■ Aim of the task: Once a line is found to contain "icon", copy it out of the listing.

■ Provided records:
★ ★ ★

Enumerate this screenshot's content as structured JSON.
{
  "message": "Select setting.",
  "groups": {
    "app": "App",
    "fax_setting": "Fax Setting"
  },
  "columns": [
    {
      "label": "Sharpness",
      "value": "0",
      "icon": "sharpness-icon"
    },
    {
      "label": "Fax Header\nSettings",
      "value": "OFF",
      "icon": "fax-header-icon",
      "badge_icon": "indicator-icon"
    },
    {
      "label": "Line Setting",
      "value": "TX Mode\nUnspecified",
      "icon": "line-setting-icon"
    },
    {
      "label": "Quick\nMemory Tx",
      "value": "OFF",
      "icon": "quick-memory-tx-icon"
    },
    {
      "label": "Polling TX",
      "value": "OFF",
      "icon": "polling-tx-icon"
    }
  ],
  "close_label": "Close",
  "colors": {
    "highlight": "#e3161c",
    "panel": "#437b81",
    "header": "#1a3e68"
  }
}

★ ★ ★

■ Solution:
      "icon": "sharpness-icon"
      "icon": "fax-header-icon",
      "badge_icon": "indicator-icon"
      "icon": "line-setting-icon"
      "icon": "quick-memory-tx-icon"
      "icon": "polling-tx-icon"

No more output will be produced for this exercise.